On 29 April 2019, the Government approved the Action Plan for the implementation of the National Strategy for Open Access to Scientific Information of the Czech Republic. The Action Plan stipulates the obligation to make available in open access the results of type J - an article in a scientific periodical and type D - an article in the proceedings. After 2020, open access will also apply to research data. There will also be changes in the conditions for the provision of targeted and institutional support. The full text of the Action Plan can be found at

On 14 June 2017, the Government approved the document National Strategy for Open Access to Scientific Information of the Czech Republic for the years 2017-2020. An action plan should be developed for this strategy, which should indicate specific measures for the implementation of the national strategy.

In January 2004, the OECD Ministerial Meeting passed the Declaration on Access to Publicly Available Research Data. All 34 signatory countries, including the Czech Republic, committed themselves to promoting open access to data and to creating conditions for easy sharing.

At its 291st meeting on 28 February 2014, the Research, Development and Innovation Council approved the draft document Open Access to published results of publicly funded research in the Czech Republic, submitted by the Open Access Commission.

The document consists of three parts. The first part defines the concept of "open access to scientific information", the second part provides background information on the promotion of open access in Horizon 2020, and the third part presents recommendations to selected members of government, research organizations and research funders.

The recommendation instructs the government, specifically the Deputy Prime Minister for Science, Research and Innovation and the Ministry of Education, to take steps to adopt a national open access strategy in line with the European Commission's recommendation.

Recommendations to research organizations include in particular support for building open repositories, publishing science and research results in OA mode, adopting internal regulations to support OA, addressing the issue of storage and access to research data.

The Recommendation instructs the providers of R&D support in the Czech Republic to support the OA policy based on the provisions of the European Commission and to require open access to the results of publicly funded science and research.

According to the "National R&D&I Policy 2021+", the aim is to ensure open access to R&D results and data produced with public funds and to negotiate with major scientific publishers the rules for their publication in Open Access mode.
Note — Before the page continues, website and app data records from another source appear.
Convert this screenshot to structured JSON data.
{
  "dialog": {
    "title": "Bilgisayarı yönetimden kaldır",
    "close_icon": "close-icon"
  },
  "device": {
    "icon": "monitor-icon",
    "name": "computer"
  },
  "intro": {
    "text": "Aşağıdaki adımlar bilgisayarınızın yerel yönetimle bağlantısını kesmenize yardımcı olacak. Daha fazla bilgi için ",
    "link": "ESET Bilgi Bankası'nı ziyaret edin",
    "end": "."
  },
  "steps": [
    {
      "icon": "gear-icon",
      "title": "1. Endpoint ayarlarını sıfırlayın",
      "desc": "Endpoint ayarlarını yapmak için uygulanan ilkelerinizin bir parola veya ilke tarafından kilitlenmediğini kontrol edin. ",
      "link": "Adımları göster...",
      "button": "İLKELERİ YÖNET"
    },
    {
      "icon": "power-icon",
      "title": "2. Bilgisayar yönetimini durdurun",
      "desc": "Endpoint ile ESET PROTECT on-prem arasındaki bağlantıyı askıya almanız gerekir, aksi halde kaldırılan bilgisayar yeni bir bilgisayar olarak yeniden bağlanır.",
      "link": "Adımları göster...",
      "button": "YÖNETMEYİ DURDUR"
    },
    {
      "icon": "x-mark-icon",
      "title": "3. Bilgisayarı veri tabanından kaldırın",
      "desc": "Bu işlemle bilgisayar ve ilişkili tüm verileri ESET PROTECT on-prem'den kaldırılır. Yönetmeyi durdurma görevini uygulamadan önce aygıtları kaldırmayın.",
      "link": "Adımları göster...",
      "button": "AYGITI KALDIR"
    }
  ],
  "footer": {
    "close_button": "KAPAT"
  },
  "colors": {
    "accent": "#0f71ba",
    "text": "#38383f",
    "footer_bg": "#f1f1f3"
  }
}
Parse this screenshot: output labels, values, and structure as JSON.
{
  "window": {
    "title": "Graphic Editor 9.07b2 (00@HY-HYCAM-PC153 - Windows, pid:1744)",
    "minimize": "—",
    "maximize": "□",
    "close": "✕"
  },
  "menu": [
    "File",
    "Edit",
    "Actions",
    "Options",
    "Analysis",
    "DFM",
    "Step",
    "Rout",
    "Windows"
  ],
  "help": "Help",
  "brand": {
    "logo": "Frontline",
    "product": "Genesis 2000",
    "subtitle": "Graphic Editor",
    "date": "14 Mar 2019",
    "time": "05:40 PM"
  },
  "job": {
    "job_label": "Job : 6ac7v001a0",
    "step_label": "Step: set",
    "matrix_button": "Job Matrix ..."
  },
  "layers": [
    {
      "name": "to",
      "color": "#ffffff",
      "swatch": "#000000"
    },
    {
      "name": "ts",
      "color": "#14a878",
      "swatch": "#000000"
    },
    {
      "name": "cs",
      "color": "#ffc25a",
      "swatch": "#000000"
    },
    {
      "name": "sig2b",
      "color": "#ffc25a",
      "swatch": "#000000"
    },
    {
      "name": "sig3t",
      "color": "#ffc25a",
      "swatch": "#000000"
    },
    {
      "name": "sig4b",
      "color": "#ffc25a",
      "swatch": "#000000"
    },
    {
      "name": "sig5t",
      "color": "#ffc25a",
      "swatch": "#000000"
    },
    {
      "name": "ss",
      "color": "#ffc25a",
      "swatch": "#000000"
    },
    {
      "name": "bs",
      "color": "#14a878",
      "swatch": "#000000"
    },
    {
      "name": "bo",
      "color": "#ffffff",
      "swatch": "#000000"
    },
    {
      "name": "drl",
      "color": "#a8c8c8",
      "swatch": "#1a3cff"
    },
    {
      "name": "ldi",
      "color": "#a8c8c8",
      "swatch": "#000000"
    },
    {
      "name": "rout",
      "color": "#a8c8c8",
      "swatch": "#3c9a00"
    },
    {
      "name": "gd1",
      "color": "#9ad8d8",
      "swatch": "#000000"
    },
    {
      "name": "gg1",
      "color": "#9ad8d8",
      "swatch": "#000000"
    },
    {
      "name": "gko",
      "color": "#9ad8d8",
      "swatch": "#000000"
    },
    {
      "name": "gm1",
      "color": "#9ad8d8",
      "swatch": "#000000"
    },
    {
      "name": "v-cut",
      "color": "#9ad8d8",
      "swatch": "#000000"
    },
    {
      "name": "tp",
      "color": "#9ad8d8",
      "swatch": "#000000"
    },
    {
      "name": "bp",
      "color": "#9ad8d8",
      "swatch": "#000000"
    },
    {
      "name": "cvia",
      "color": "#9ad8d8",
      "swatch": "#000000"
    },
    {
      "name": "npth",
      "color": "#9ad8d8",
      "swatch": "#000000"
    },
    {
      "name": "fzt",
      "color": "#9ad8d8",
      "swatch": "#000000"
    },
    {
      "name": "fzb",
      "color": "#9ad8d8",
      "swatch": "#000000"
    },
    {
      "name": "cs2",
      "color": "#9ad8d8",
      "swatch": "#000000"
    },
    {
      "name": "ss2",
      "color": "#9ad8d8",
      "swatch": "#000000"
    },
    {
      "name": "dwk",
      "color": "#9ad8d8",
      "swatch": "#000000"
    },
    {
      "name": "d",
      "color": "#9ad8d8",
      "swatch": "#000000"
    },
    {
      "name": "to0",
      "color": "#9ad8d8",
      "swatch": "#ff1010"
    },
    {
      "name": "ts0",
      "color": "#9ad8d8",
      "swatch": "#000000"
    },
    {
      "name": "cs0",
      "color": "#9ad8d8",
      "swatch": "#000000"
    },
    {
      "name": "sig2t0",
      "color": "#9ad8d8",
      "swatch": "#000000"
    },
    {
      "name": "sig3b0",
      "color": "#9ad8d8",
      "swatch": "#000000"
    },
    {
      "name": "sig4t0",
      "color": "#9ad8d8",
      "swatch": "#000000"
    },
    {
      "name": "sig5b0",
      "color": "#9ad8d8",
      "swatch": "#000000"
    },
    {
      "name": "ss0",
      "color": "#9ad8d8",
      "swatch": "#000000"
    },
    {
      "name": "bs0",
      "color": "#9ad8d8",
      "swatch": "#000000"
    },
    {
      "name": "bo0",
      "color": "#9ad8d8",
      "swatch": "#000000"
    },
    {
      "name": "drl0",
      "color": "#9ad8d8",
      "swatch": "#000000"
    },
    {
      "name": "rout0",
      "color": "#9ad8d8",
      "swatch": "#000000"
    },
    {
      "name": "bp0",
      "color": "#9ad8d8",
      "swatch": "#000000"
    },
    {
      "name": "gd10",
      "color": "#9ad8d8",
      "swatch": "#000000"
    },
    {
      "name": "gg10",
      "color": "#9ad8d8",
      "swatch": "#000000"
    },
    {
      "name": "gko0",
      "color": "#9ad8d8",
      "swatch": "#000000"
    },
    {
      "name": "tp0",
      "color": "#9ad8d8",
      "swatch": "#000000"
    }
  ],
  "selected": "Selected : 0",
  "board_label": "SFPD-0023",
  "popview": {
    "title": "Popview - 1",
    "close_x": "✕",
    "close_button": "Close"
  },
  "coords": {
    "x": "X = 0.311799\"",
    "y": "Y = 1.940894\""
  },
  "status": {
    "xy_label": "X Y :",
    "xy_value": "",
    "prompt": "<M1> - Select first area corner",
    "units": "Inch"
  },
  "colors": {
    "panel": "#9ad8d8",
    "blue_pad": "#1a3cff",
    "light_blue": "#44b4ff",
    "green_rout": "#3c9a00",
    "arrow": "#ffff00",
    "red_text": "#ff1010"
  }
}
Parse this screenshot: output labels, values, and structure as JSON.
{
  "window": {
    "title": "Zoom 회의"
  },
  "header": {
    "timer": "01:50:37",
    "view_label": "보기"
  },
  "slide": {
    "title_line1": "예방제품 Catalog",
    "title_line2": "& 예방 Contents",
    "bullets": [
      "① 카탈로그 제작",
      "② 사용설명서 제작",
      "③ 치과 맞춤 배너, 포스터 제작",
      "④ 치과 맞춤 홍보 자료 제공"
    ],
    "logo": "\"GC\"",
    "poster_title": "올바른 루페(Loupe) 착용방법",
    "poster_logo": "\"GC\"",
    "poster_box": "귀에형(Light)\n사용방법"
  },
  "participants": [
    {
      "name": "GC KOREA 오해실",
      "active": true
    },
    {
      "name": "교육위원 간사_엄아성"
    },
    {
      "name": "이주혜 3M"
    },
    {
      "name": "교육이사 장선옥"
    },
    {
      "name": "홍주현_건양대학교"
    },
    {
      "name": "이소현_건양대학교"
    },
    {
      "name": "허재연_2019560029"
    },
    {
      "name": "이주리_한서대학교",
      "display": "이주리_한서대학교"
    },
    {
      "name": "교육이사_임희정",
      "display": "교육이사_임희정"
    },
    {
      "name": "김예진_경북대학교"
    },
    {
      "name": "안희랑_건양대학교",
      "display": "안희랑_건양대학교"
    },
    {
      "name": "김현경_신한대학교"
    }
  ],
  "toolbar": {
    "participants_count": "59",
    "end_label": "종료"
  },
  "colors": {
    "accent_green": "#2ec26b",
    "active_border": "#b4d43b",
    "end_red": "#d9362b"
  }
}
On the basis of the analysis of the publication activity of Czech authors, documents are being prepared for the subsequent preparation of a strategy for transformation contracts to OA within the CzechELib project.

Czech Universities and the Academy of Sciences

Open Access is also supported by Czech universities and the Academy of Sciences, which are building institutional repositories to make publications and university qualification theses available. Most of them have also signed the Berlin Declaration on open access to knowledge in the sciences and humanities.

How to proceed with the self-archiving of UWB publications?

If the grant provider requires your contribution to be open access, you can deposit your contributions in the Digital Library of the University of West Bohemia. If you are interested in self-archiving, please contact the content manager: